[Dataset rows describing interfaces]
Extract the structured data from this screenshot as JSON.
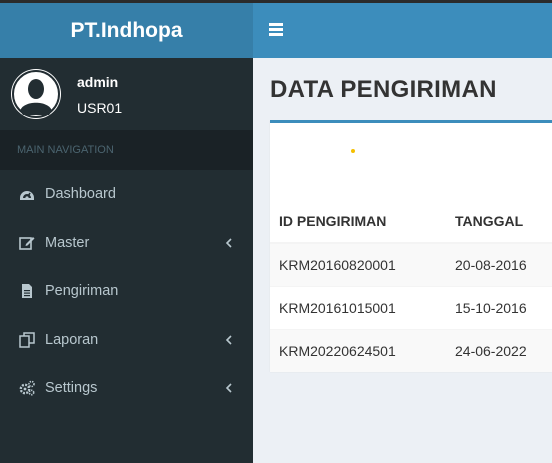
{
  "brand": {
    "title": "PT.Indhopa"
  },
  "user": {
    "name": "admin",
    "id": "USR01"
  },
  "sidebar": {
    "header": "MAIN NAVIGATION",
    "items": [
      {
        "label": "Dashboard",
        "icon": "dashboard-icon",
        "has_submenu": false
      },
      {
        "label": "Master",
        "icon": "edit-icon",
        "has_submenu": true
      },
      {
        "label": "Pengiriman",
        "icon": "file-icon",
        "has_submenu": false
      },
      {
        "label": "Laporan",
        "icon": "copy-icon",
        "has_submenu": true
      },
      {
        "label": "Settings",
        "icon": "gears-icon",
        "has_submenu": true
      }
    ]
  },
  "main": {
    "title": "DATA PENGIRIMAN",
    "table": {
      "headers": [
        "ID PENGIRIMAN",
        "TANGGAL"
      ],
      "rows": [
        [
          "KRM20160820001",
          "20-08-2016"
        ],
        [
          "KRM20161015001",
          "15-10-2016"
        ],
        [
          "KRM20220624501",
          "24-06-2022"
        ]
      ]
    }
  },
  "colors": {
    "logo_bg": "#367fa9",
    "navbar_bg": "#3c8dbc",
    "sidebar_bg": "#222d32",
    "sidebar_header_bg": "#1a2226",
    "content_bg": "#ecf0f5",
    "box_border": "#3c8dbc"
  }
}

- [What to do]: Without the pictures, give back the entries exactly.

- [Your response]:
Extract the structured data from this screenshot as JSON.
{
  "brand": {
    "title": "PT.Indhopa"
  },
  "user": {
    "name": "admin",
    "id": "USR01"
  },
  "sidebar": {
    "header": "MAIN NAVIGATION",
    "items": [
      {
        "label": "Dashboard",
        "icon": "dashboard-icon",
        "has_submenu": false
      },
      {
        "label": "Master",
        "icon": "edit-icon",
        "has_submenu": true
      },
      {
        "label": "Pengiriman",
        "icon": "file-icon",
        "has_submenu": false
      },
      {
        "label": "Laporan",
        "icon": "copy-icon",
        "has_submenu": true
      },
      {
        "label": "Settings",
        "icon": "gears-icon",
        "has_submenu": true
      }
    ]
  },
  "main": {
    "title": "DATA PENGIRIMAN",
    "table": {
      "headers": [
        "ID PENGIRIMAN",
        "TANGGAL"
      ],
      "rows": [
        [
          "KRM20160820001",
          "20-08-2016"
        ],
        [
          "KRM20161015001",
          "15-10-2016"
        ],
        [
          "KRM20220624501",
          "24-06-2022"
        ]
      ]
    }
  },
  "colors": {
    "logo_bg": "#367fa9",
    "navbar_bg": "#3c8dbc",
    "sidebar_bg": "#222d32",
    "sidebar_header_bg": "#1a2226",
    "content_bg": "#ecf0f5",
    "box_border": "#3c8dbc"
  }
}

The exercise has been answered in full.